WHAT YOU WILL DO: Your task is to print all of the data below exactly, with no pictures included.
Segment Start: SOURCE DATA
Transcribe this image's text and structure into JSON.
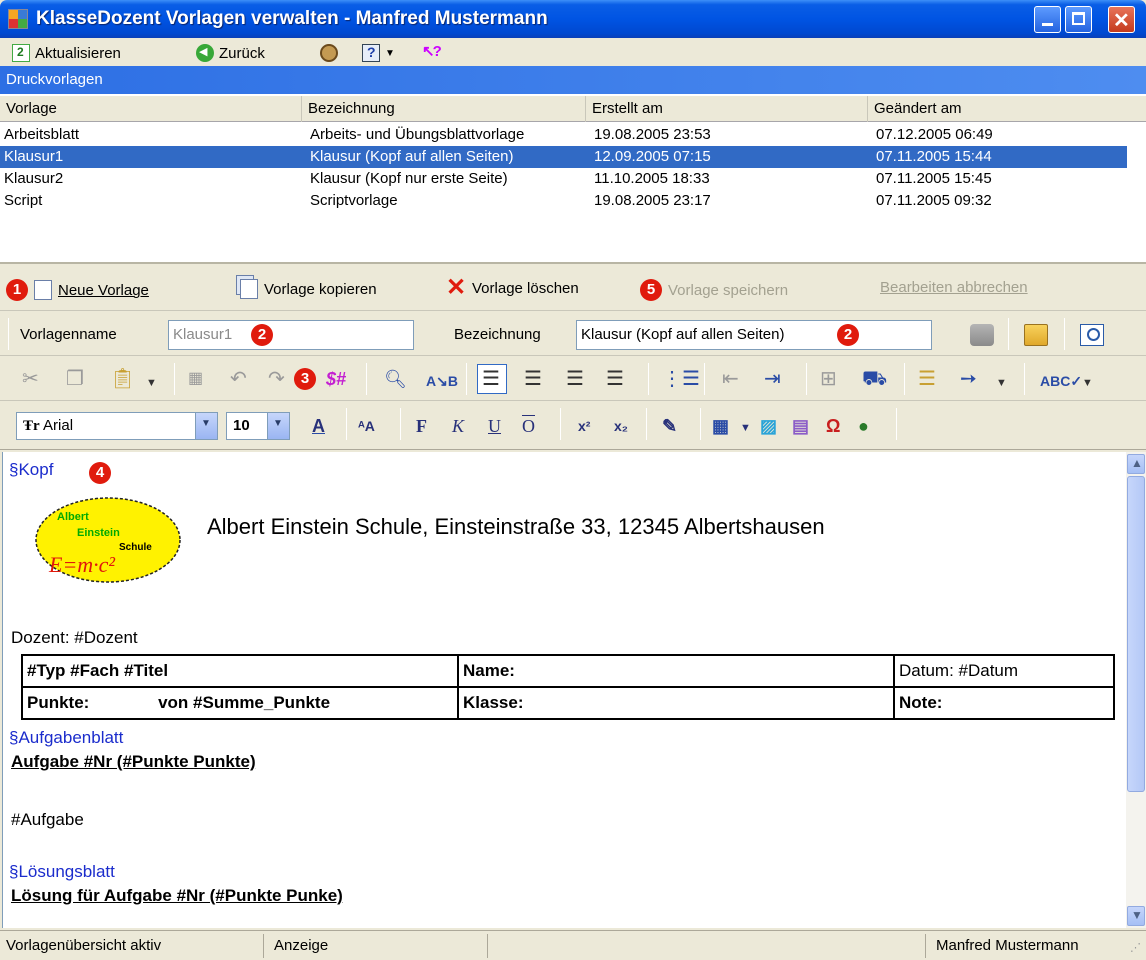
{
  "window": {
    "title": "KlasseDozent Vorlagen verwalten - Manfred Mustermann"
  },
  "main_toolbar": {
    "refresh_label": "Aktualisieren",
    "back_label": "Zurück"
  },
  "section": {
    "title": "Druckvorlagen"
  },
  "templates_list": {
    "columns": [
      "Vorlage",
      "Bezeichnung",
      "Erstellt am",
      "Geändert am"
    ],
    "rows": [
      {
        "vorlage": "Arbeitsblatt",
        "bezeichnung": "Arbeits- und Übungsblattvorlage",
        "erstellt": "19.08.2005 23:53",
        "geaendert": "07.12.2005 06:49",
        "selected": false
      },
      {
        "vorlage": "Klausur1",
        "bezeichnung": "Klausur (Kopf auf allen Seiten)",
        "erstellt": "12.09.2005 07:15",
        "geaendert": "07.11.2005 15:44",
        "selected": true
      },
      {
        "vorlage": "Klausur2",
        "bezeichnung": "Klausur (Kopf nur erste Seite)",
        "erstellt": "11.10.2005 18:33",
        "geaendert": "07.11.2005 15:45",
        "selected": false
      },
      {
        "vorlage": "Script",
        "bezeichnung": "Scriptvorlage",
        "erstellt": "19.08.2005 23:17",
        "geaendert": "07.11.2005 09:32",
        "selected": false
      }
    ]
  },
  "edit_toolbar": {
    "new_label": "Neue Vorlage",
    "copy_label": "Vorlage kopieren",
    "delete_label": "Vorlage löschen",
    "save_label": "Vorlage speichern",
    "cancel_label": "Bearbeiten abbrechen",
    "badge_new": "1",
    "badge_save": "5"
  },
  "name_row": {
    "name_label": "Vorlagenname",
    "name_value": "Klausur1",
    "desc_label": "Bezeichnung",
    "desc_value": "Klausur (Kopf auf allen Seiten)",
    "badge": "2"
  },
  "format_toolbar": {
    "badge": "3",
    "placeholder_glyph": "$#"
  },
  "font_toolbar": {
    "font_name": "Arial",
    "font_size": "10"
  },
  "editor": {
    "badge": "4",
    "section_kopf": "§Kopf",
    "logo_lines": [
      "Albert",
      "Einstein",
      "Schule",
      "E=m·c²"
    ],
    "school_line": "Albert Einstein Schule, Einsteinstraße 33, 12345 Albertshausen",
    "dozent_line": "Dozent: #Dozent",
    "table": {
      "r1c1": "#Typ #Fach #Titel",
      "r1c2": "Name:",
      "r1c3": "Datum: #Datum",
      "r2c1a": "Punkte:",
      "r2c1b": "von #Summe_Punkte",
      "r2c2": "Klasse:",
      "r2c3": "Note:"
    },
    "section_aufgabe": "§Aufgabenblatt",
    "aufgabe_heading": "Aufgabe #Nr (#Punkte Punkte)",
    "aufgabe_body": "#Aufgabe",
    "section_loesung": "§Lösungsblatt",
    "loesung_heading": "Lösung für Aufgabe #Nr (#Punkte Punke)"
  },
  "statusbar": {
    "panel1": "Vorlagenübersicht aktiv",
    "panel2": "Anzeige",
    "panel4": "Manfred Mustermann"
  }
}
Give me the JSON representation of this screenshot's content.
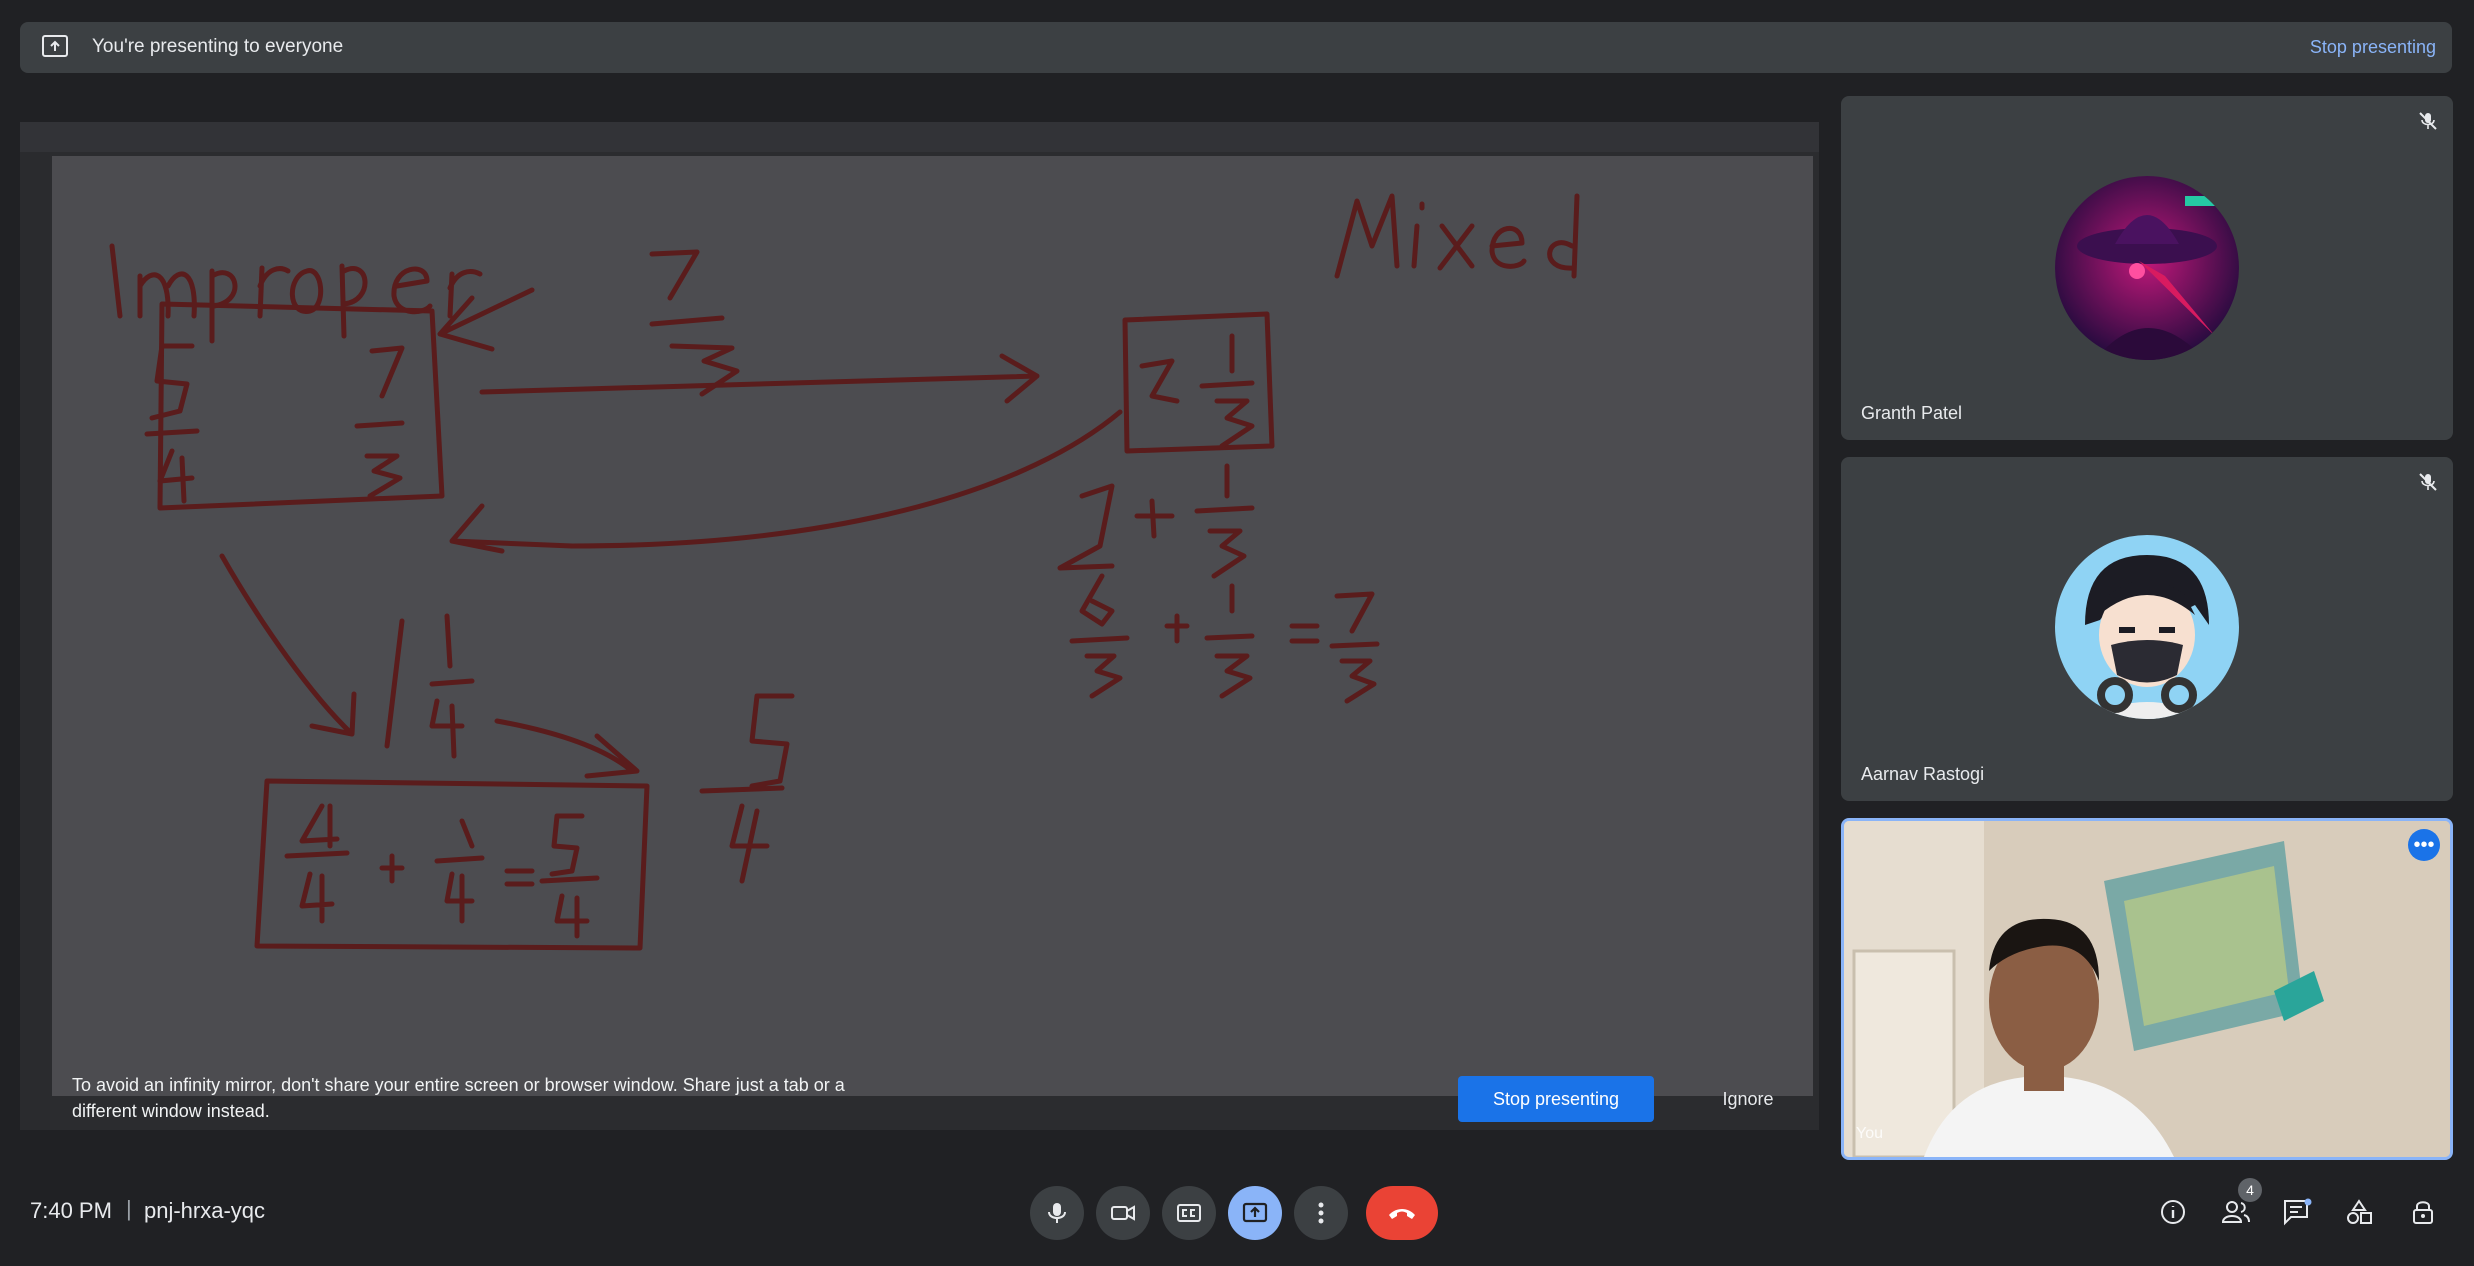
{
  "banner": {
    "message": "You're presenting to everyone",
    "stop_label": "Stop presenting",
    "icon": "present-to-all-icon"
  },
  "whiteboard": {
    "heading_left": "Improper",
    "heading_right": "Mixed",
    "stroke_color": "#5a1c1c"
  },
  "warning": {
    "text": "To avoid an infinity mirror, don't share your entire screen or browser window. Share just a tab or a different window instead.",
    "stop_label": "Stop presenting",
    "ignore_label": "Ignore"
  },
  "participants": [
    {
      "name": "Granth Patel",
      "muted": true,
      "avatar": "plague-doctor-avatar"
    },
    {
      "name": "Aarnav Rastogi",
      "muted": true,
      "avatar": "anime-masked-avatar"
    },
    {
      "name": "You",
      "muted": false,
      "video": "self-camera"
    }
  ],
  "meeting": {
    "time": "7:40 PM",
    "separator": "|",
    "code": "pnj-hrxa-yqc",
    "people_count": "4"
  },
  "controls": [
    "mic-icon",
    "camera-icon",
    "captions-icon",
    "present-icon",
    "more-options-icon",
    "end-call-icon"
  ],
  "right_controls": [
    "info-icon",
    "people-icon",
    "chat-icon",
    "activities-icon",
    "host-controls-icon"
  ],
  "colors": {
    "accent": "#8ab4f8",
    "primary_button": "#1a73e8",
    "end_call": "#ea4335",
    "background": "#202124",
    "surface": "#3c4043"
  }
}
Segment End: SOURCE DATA
WRITTEN REPLY:
Transcribe this image's text and structure into JSON.
{
  "window": {
    "title": "KlasseDozent Vorlagen verwalten - Manfred Mustermann"
  },
  "main_toolbar": {
    "refresh_label": "Aktualisieren",
    "back_label": "Zurück"
  },
  "section": {
    "title": "Druckvorlagen"
  },
  "templates_list": {
    "columns": [
      "Vorlage",
      "Bezeichnung",
      "Erstellt am",
      "Geändert am"
    ],
    "rows": [
      {
        "vorlage": "Arbeitsblatt",
        "bezeichnung": "Arbeits- und Übungsblattvorlage",
        "erstellt": "19.08.2005 23:53",
        "geaendert": "07.12.2005 06:49",
        "selected": false
      },
      {
        "vorlage": "Klausur1",
        "bezeichnung": "Klausur (Kopf auf allen Seiten)",
        "erstellt": "12.09.2005 07:15",
        "geaendert": "07.11.2005 15:44",
        "selected": true
      },
      {
        "vorlage": "Klausur2",
        "bezeichnung": "Klausur (Kopf nur erste Seite)",
        "erstellt": "11.10.2005 18:33",
        "geaendert": "07.11.2005 15:45",
        "selected": false
      },
      {
        "vorlage": "Script",
        "bezeichnung": "Scriptvorlage",
        "erstellt": "19.08.2005 23:17",
        "geaendert": "07.11.2005 09:32",
        "selected": false
      }
    ]
  },
  "edit_toolbar": {
    "new_label": "Neue Vorlage",
    "copy_label": "Vorlage kopieren",
    "delete_label": "Vorlage löschen",
    "save_label": "Vorlage speichern",
    "cancel_label": "Bearbeiten abbrechen",
    "badge_new": "1",
    "badge_save": "5"
  },
  "name_row": {
    "name_label": "Vorlagenname",
    "name_value": "Klausur1",
    "desc_label": "Bezeichnung",
    "desc_value": "Klausur (Kopf auf allen Seiten)",
    "badge": "2"
  },
  "format_toolbar": {
    "badge": "3",
    "placeholder_glyph": "$#"
  },
  "font_toolbar": {
    "font_name": "Arial",
    "font_size": "10"
  },
  "editor": {
    "badge": "4",
    "section_kopf": "§Kopf",
    "logo_lines": [
      "Albert",
      "Einstein",
      "Schule",
      "E=m·c²"
    ],
    "school_line": "Albert Einstein Schule, Einsteinstraße 33, 12345 Albertshausen",
    "dozent_line": "Dozent: #Dozent",
    "table": {
      "r1c1": "#Typ #Fach #Titel",
      "r1c2": "Name:",
      "r1c3": "Datum: #Datum",
      "r2c1a": "Punkte:",
      "r2c1b": "von #Summe_Punkte",
      "r2c2": "Klasse:",
      "r2c3": "Note:"
    },
    "section_aufgabe": "§Aufgabenblatt",
    "aufgabe_heading": "Aufgabe #Nr (#Punkte Punkte)",
    "aufgabe_body": "#Aufgabe",
    "section_loesung": "§Lösungsblatt",
    "loesung_heading": "Lösung für Aufgabe #Nr (#Punkte Punke)"
  },
  "statusbar": {
    "panel1": "Vorlagenübersicht aktiv",
    "panel2": "Anzeige",
    "panel4": "Manfred Mustermann"
  }
}
Give me the JSON representation of this screenshot's content.
{
  "banner": {
    "message": "You're presenting to everyone",
    "stop_label": "Stop presenting",
    "icon": "present-to-all-icon"
  },
  "whiteboard": {
    "heading_left": "Improper",
    "heading_right": "Mixed",
    "stroke_color": "#5a1c1c"
  },
  "warning": {
    "text": "To avoid an infinity mirror, don't share your entire screen or browser window. Share just a tab or a different window instead.",
    "stop_label": "Stop presenting",
    "ignore_label": "Ignore"
  },
  "participants": [
    {
      "name": "Granth Patel",
      "muted": true,
      "avatar": "plague-doctor-avatar"
    },
    {
      "name": "Aarnav Rastogi",
      "muted": true,
      "avatar": "anime-masked-avatar"
    },
    {
      "name": "You",
      "muted": false,
      "video": "self-camera"
    }
  ],
  "meeting": {
    "time": "7:40 PM",
    "separator": "|",
    "code": "pnj-hrxa-yqc",
    "people_count": "4"
  },
  "controls": [
    "mic-icon",
    "camera-icon",
    "captions-icon",
    "present-icon",
    "more-options-icon",
    "end-call-icon"
  ],
  "right_controls": [
    "info-icon",
    "people-icon",
    "chat-icon",
    "activities-icon",
    "host-controls-icon"
  ],
  "colors": {
    "accent": "#8ab4f8",
    "primary_button": "#1a73e8",
    "end_call": "#ea4335",
    "background": "#202124",
    "surface": "#3c4043"
  }
}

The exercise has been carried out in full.